When Nigeria Health Watch #PreventEpidemicsNaija project launched in October 2018 and began advocating for increased funding for epidemic preparedness in Nigeria, skeptics probably thought that it was another case of the boy who cried wolf. With the various pressing health needs that required urgent attention, why should the country dedicate resources to prepare for an epidemic that might not happen? But it seems now the project was future-facing. Media engagement is a core part of this project and Nigeria Health Watch has consistently engaged with journalists in a bid to empower the media to produce stories that focus on the need to prepare for epidemics even before they occur.
On 1st July 2021, the #PreventEpidemicsNaija project hosted a small group of journalists for a master class themed: ‘Positioning Epidemic Preparedness Funding as a Public Health Priority’. The master class focused on helping the participants understand the importance of writing about epidemic preparedness and response, as well as reporting on epidemics, and how journalists can include components of epidemic preparedness that advocate for stable and sustained funding for epidemic preparedness in their articles. Investment in preparedness is cost effective compared to the high costs of responding to an epidemic, but domestic investments in epidemic preparedness has been consistently low.
One key take away from the master class was that the media must promote the need for deliberate and sustained investment in Nigeria’s health security as sustained and substantial funding is the main driver of preparedness for future epidemics. Funding is key and the media must use its reach to advocate for Nigeria to strengthen its disease prevention capacities by providing sustained funding for epidemic preparedness. Beyond health, the social and economic ramifications of COVID-19 have been extensive and severe thus, the media must not only advocate for more funding for epidemic preparedness, but also push health security up the political agenda, giving it the same focused reporting that other security issues in the country receive. This is critical to protect the social and economic stability of the country.
#PreventEpidemicsNaija Journalism Award
The #PreventEpidemicsNaija project is funded by the Global Health Advocacy Incubator (GHAI), a program of the Campaign for Tobacco Free Kids” and “Vital Strategies;” In 2020, the project, as part of its commitment to strengthening reportage around epidemic preparedness, announced the first edition of the #PreventEpidemicsNaija Journalism Award. At the ceremony, four journalists were celebrated for their outstanding reportage on raising awareness on epidemic preparedness and disease outbreaks in Nigeria. In a few months, the organization will open nominations for the 2021 edition of the awards, and it looks forward to receiving entries from eligible journalists who have been intentional about going beyond reporting on the response to advocating for better preparedness.
What the Media Should do
The media played a critical role in providing up-to-date information about COVID-19 and Nigeria’s response to the pandemic as newsrooms across the country made pandemic coverage a priority. This momentum should be sustained, and every opportunity taken to report on and highlight Nigeria’s ability to respond to and prepare for future infectious disease threats, if adequately funded.
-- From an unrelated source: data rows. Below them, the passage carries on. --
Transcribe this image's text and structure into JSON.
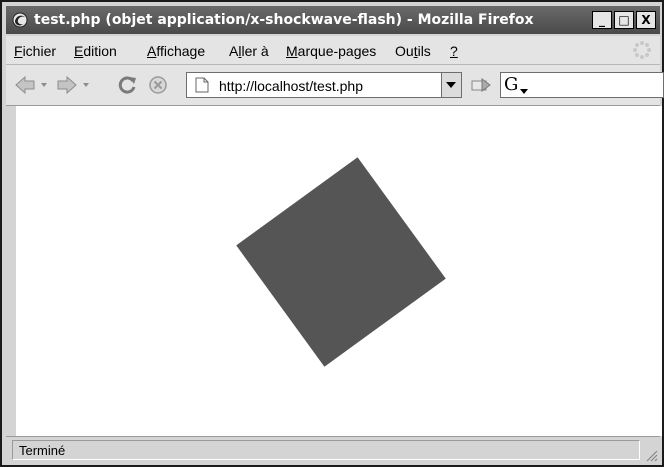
{
  "window": {
    "title": "test.php (objet application/x-shockwave-flash) - Mozilla Firefox",
    "buttons": {
      "minimize": "_",
      "maximize": "□",
      "close": "X"
    }
  },
  "menu": [
    {
      "pre": "",
      "key": "F",
      "post": "ichier"
    },
    {
      "pre": "",
      "key": "E",
      "post": "dition"
    },
    {
      "pre": "",
      "key": "A",
      "post": "ffichage"
    },
    {
      "pre": "A",
      "key": "l",
      "post": "ler à"
    },
    {
      "pre": "",
      "key": "M",
      "post": "arque-pages"
    },
    {
      "pre": "Ou",
      "key": "t",
      "post": "ils"
    },
    {
      "pre": "",
      "key": "?",
      "post": ""
    }
  ],
  "navigation": {
    "back_icon": "back-arrow-icon",
    "forward_icon": "forward-arrow-icon",
    "reload_icon": "reload-icon",
    "stop_icon": "stop-icon",
    "url": "http://localhost/test.php",
    "go_icon": "go-icon",
    "search_engine_label": "G"
  },
  "content": {
    "flash_shape": {
      "shape": "square",
      "color": "#555555",
      "rotation_deg": -36
    }
  },
  "status": {
    "text": "Terminé"
  }
}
Future epidemics could surpass previous outbreaks and the media can be part of the solution by constantly reminding us that our safety is guaranteed only when the government, policymakers and other relevant stakeholders provide sustained and substantial funding for epidemic preparedness in Nigeria.